*RECORDS:*
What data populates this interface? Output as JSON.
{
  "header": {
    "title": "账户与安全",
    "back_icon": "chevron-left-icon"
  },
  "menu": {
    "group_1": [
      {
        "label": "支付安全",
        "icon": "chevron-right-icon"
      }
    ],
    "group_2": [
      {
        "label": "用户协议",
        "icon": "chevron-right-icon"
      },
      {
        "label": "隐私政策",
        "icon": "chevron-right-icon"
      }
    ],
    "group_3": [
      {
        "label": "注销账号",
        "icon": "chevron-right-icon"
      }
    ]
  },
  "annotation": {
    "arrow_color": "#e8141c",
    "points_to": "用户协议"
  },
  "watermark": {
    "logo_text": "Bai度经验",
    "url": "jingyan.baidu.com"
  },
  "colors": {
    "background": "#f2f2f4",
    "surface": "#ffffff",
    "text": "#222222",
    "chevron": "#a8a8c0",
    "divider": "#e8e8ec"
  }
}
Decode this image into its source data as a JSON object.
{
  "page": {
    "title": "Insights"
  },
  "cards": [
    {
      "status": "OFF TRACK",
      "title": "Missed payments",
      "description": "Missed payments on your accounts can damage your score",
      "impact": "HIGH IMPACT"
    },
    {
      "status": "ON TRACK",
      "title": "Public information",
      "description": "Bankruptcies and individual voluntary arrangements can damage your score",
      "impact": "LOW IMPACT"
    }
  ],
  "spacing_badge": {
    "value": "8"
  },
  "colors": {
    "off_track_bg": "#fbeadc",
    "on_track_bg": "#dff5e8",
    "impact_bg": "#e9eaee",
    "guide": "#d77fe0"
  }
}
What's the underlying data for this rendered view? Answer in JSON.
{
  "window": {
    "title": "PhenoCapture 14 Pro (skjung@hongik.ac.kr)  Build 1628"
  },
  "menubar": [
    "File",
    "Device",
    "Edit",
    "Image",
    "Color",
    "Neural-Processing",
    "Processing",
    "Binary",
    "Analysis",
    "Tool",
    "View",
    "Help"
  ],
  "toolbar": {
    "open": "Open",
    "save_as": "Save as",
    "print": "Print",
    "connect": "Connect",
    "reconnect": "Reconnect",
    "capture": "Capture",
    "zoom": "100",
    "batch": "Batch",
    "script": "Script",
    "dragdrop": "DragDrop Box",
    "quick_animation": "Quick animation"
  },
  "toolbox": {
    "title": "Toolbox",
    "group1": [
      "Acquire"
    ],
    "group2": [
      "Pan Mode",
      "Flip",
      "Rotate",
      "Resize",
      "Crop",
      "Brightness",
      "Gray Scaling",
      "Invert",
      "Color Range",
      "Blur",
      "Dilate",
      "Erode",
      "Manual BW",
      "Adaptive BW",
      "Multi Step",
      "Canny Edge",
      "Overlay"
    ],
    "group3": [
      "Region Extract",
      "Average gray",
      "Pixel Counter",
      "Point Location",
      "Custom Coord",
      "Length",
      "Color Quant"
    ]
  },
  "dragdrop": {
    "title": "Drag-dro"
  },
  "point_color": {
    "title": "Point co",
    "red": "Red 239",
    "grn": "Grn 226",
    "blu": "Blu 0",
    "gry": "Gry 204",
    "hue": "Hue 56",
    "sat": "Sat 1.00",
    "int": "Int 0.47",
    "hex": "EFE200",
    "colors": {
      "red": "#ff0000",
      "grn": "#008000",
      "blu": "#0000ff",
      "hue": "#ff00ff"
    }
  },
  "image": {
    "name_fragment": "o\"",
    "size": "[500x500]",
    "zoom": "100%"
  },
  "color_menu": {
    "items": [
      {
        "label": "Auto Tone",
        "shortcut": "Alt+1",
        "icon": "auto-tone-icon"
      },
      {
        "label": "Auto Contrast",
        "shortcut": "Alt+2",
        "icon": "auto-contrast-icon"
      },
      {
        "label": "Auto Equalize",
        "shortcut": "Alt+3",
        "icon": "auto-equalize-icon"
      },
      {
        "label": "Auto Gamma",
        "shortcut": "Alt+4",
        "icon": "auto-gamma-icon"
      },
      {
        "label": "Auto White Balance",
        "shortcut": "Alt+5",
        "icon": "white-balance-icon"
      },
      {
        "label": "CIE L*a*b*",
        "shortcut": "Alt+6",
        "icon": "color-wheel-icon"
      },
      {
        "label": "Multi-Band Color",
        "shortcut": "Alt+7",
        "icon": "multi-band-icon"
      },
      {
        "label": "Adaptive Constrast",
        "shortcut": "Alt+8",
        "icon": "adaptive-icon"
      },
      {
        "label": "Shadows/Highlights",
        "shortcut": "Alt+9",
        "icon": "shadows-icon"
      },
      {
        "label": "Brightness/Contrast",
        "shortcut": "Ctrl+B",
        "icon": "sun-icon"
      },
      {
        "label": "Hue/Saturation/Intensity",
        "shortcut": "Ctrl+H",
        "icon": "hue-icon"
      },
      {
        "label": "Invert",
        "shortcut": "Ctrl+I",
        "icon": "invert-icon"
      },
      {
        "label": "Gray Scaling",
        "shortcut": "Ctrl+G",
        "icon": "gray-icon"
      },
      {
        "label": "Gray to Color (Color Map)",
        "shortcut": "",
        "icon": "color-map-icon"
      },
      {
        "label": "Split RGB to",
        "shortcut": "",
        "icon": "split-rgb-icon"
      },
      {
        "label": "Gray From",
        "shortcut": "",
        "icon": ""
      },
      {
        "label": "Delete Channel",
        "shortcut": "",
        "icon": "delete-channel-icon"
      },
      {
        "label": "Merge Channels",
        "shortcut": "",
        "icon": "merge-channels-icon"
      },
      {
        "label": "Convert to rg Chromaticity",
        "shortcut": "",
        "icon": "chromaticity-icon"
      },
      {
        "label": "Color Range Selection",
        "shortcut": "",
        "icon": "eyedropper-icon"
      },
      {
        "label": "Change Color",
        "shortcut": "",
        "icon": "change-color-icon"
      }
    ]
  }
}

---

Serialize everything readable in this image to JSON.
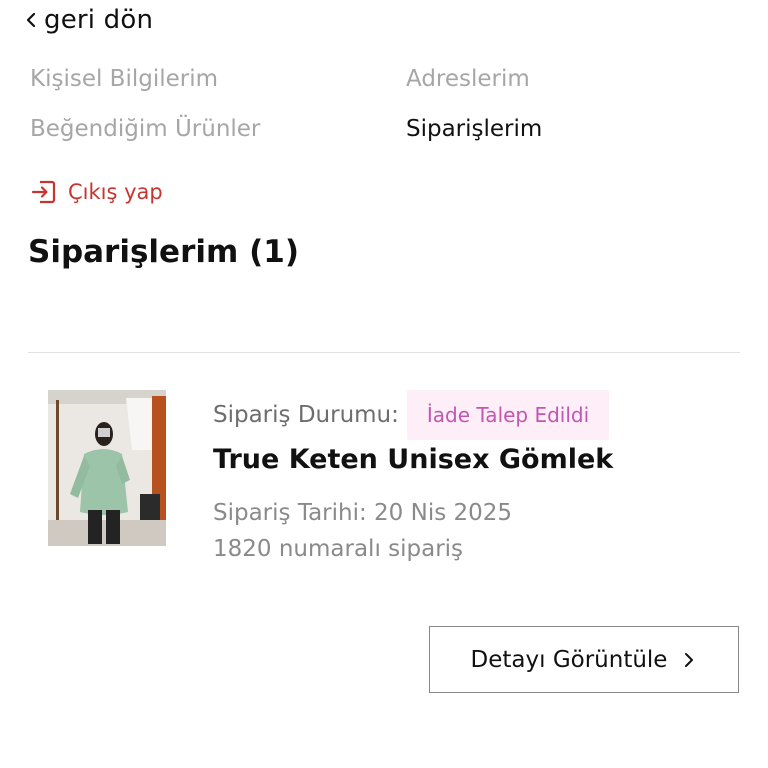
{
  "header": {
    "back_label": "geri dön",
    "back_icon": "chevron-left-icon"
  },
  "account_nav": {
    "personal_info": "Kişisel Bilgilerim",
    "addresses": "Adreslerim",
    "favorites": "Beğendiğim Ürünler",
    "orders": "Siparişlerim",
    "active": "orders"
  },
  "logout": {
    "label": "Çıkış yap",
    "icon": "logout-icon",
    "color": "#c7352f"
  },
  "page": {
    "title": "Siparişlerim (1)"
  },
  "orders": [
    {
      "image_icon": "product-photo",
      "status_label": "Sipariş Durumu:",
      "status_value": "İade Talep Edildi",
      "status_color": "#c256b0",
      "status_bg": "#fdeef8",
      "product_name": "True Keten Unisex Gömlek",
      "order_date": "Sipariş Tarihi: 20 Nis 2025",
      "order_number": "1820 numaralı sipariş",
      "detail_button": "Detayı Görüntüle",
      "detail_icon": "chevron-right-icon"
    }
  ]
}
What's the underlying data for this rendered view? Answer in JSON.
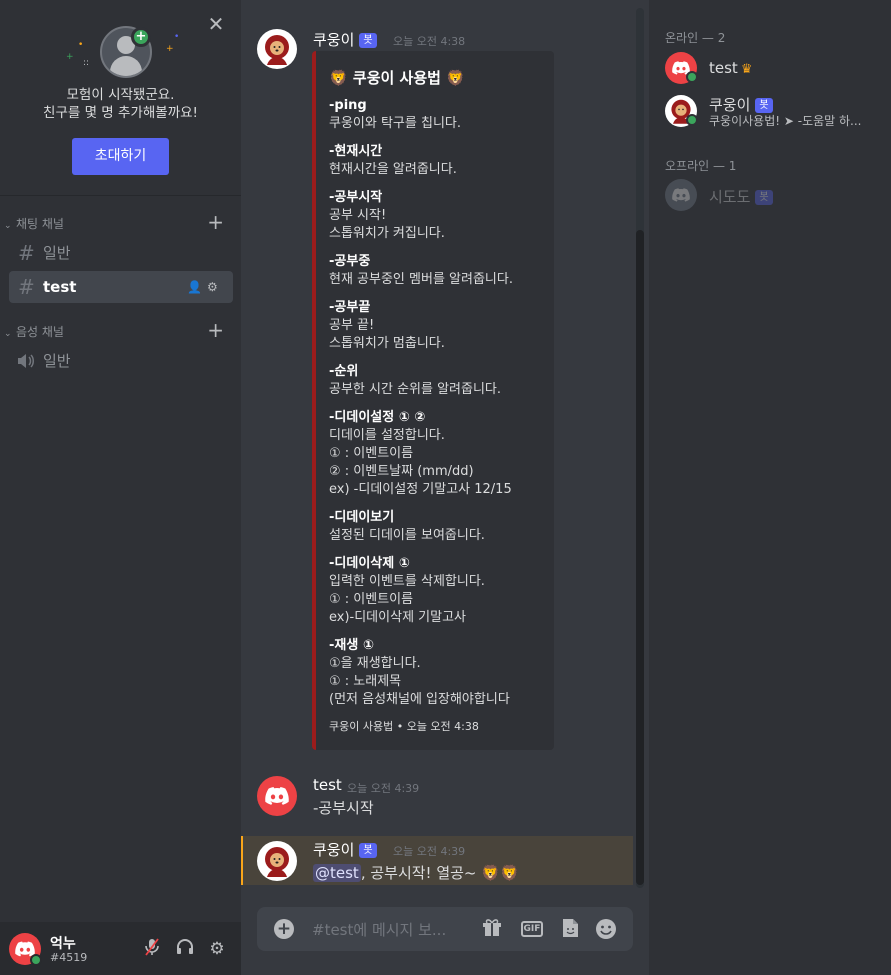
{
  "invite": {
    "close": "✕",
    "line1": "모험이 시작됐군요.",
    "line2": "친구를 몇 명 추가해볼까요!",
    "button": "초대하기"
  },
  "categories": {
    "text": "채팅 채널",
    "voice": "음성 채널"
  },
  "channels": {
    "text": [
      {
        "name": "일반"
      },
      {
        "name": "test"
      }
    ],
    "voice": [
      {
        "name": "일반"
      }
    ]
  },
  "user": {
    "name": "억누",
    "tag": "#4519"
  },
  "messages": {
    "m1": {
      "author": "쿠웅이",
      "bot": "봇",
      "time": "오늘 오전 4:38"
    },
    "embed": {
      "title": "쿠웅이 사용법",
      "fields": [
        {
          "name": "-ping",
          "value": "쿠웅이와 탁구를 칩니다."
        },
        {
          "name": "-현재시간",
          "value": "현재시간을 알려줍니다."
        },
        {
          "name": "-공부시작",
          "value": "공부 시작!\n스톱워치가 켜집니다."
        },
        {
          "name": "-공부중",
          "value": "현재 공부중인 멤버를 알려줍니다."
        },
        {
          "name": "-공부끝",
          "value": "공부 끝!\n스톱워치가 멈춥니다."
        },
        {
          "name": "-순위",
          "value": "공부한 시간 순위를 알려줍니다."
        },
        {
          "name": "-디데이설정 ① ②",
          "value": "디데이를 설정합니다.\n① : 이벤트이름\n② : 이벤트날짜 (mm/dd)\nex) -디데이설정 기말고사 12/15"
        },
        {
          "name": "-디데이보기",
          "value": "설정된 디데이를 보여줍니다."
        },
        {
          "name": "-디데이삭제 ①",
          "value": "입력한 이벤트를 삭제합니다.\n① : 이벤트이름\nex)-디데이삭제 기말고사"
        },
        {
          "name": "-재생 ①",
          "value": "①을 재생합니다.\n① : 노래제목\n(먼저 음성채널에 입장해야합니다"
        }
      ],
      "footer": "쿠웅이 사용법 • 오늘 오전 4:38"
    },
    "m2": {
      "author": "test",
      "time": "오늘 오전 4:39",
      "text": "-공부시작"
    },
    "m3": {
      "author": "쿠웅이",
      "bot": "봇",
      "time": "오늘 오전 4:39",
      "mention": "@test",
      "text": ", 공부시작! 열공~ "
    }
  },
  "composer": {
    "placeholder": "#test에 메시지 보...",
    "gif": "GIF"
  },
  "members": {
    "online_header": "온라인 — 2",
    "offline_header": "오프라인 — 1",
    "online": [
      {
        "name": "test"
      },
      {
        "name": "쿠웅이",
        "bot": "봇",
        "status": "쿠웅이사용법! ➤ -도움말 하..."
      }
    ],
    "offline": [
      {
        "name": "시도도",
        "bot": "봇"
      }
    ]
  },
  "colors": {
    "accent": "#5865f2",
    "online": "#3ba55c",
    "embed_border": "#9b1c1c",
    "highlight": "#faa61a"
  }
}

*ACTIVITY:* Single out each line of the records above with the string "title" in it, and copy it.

*EXERCISE SOLUTION:*
    "title": "账户与安全",
    "title": "Insights"
      "title": "Missed payments",
      "title": "Public information",
    "title": "PhenoCapture 14 Pro (skjung@hongik.ac.kr)  Build 1628"
    "title": "Toolbox",
    "title": "Drag-dro"
    "title": "Point co",
    "title": "Siparişlerim (1)"
      "title": "쿠웅이 사용법",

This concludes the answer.